— Given records —
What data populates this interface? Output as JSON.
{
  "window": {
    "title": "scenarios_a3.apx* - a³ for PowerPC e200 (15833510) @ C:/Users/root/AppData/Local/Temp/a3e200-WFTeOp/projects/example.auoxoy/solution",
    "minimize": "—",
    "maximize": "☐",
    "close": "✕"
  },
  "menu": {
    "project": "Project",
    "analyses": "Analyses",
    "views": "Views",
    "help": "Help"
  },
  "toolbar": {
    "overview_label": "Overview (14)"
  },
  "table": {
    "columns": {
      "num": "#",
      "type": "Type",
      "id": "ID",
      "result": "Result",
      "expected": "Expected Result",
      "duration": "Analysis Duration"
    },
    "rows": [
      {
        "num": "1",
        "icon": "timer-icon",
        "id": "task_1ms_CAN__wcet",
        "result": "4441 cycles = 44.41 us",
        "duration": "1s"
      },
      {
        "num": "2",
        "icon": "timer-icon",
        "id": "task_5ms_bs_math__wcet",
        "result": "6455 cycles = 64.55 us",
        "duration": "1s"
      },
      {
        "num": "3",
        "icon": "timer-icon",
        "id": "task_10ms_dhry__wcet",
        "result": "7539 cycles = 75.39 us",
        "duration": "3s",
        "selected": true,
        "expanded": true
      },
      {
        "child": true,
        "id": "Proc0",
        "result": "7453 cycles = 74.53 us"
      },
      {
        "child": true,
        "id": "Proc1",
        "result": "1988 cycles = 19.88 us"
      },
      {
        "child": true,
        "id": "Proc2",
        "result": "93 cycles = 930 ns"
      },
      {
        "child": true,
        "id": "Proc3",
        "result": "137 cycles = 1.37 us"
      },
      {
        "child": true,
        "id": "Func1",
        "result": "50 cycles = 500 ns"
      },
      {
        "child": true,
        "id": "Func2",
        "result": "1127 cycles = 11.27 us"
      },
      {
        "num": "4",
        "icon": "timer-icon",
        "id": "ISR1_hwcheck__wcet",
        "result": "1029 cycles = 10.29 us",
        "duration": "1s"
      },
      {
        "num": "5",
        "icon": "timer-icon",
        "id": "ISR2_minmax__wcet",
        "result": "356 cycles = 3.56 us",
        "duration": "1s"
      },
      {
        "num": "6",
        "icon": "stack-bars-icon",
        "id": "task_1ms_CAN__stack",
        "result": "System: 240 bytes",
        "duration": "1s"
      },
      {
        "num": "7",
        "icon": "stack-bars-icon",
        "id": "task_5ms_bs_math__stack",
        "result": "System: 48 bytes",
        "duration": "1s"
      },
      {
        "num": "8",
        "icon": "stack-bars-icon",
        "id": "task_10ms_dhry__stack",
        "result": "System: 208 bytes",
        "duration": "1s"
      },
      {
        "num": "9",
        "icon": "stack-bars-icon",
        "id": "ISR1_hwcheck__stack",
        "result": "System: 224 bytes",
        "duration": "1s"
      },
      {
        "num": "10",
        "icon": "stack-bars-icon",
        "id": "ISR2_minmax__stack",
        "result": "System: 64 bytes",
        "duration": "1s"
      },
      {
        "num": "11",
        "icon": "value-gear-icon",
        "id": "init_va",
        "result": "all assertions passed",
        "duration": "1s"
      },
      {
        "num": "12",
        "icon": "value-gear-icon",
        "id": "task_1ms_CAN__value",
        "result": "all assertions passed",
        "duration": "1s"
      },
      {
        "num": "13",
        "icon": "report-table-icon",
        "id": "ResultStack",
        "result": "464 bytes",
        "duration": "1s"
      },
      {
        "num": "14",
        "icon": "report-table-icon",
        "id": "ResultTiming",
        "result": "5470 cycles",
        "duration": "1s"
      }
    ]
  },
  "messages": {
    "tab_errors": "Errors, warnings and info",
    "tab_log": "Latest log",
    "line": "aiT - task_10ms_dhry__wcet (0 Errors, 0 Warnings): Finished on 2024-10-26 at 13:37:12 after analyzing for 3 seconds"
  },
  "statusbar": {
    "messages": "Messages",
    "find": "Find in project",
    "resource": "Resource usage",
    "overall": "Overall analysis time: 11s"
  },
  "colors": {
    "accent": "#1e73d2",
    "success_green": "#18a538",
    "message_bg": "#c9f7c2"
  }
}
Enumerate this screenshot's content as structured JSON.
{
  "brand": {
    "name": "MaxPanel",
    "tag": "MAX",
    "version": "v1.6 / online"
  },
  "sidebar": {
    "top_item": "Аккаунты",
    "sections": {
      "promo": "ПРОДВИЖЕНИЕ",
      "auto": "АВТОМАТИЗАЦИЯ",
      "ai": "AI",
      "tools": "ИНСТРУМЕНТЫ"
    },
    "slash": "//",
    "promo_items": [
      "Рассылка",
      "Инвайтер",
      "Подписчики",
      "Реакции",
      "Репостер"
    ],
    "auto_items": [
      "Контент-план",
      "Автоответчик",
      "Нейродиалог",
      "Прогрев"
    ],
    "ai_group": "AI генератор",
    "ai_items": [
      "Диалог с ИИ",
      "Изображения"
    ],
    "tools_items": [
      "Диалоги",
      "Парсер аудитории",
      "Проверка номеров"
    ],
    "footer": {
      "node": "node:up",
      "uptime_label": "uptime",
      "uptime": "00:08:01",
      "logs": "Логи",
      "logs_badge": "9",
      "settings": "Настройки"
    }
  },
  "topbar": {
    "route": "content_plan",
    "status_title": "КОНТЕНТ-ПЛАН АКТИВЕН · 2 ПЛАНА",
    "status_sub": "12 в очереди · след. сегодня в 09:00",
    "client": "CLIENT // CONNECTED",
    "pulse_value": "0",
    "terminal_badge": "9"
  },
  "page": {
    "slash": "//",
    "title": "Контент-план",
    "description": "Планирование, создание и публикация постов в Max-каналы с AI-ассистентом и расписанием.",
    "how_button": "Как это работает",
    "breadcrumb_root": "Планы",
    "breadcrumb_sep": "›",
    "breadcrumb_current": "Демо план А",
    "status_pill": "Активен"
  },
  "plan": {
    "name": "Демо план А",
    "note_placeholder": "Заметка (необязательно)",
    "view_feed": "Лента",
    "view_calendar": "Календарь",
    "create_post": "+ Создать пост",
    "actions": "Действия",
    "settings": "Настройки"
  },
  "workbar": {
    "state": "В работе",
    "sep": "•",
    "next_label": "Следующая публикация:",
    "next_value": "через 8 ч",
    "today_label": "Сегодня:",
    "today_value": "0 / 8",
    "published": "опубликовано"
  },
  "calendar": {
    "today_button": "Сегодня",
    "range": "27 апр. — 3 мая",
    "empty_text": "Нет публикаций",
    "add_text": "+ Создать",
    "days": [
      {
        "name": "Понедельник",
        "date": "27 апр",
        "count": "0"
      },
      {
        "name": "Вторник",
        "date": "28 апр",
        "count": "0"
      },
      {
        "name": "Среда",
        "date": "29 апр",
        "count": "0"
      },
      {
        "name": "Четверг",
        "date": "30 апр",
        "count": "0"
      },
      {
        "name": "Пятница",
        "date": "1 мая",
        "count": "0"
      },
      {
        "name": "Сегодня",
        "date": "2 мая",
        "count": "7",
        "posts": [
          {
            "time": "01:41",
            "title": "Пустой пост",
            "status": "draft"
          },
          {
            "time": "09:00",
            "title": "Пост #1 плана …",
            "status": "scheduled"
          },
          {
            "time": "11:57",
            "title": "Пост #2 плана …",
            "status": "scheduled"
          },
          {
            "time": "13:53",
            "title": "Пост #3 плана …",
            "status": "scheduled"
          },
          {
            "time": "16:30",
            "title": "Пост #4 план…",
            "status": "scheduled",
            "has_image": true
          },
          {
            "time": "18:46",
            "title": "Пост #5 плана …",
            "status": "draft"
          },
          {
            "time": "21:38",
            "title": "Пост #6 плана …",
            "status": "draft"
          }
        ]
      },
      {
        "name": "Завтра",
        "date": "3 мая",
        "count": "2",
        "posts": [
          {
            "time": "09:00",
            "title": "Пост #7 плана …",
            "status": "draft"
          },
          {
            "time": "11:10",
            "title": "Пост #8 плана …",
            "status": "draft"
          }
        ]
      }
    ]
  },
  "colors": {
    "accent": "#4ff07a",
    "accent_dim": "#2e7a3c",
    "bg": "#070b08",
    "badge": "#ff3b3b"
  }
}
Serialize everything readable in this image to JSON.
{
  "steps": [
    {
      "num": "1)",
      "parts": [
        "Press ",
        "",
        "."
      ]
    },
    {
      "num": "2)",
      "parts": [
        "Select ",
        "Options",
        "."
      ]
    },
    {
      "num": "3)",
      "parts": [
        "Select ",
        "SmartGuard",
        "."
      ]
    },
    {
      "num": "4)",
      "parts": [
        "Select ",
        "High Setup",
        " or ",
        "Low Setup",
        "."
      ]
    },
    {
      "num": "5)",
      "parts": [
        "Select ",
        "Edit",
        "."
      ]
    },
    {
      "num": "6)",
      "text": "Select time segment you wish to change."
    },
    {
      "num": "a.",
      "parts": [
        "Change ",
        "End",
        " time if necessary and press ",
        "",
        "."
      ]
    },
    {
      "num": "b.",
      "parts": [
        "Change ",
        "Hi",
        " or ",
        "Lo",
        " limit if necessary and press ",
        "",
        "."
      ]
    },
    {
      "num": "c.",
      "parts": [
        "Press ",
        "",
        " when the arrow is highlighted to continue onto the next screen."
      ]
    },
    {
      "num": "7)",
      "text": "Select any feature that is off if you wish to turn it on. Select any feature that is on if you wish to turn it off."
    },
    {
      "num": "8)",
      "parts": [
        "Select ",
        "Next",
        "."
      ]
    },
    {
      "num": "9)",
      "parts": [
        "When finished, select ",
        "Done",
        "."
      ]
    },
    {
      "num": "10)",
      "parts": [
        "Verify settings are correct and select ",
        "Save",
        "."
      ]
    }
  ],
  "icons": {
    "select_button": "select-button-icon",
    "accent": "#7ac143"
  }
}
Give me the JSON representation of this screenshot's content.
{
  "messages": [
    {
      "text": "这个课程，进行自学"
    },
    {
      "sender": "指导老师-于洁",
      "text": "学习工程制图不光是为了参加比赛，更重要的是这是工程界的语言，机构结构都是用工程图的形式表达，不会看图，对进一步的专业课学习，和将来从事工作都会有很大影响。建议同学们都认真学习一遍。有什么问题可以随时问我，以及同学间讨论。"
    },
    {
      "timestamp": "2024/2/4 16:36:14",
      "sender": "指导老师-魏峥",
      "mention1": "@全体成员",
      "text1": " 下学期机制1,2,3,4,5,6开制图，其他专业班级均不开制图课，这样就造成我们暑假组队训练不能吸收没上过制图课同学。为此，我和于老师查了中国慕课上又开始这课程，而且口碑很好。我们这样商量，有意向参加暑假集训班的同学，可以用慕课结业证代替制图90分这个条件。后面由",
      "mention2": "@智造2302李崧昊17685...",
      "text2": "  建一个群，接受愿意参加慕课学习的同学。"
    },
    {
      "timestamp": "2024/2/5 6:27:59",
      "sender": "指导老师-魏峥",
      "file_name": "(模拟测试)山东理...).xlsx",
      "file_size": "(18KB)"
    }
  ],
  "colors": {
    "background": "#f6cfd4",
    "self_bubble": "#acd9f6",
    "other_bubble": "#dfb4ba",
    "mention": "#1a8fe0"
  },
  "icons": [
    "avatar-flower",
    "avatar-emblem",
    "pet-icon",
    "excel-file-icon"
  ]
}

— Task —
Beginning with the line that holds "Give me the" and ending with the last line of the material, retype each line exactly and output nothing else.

— Response to this exercise —
Give me the JSON representation of this screenshot's content.
{
  "messages": [
    {
      "text": "这个课程，进行自学"
    },
    {
      "sender": "指导老师-于洁",
      "text": "学习工程制图不光是为了参加比赛，更重要的是这是工程界的语言，机构结构都是用工程图的形式表达，不会看图，对进一步的专业课学习，和将来从事工作都会有很大影响。建议同学们都认真学习一遍。有什么问题可以随时问我，以及同学间讨论。"
    },
    {
      "timestamp": "2024/2/4 16:36:14",
      "sender": "指导老师-魏峥",
      "mention1": "@全体成员",
      "text1": " 下学期机制1,2,3,4,5,6开制图，其他专业班级均不开制图课，这样就造成我们暑假组队训练不能吸收没上过制图课同学。为此，我和于老师查了中国慕课上又开始这课程，而且口碑很好。我们这样商量，有意向参加暑假集训班的同学，可以用慕课结业证代替制图90分这个条件。后面由",
      "mention2": "@智造2302李崧昊17685...",
      "text2": "  建一个群，接受愿意参加慕课学习的同学。"
    },
    {
      "timestamp": "2024/2/5 6:27:59",
      "sender": "指导老师-魏峥",
      "file_name": "(模拟测试)山东理...).xlsx",
      "file_size": "(18KB)"
    }
  ],
  "colors": {
    "background": "#f6cfd4",
    "self_bubble": "#acd9f6",
    "other_bubble": "#dfb4ba",
    "mention": "#1a8fe0"
  },
  "icons": [
    "avatar-flower",
    "avatar-emblem",
    "pet-icon",
    "excel-file-icon"
  ]
}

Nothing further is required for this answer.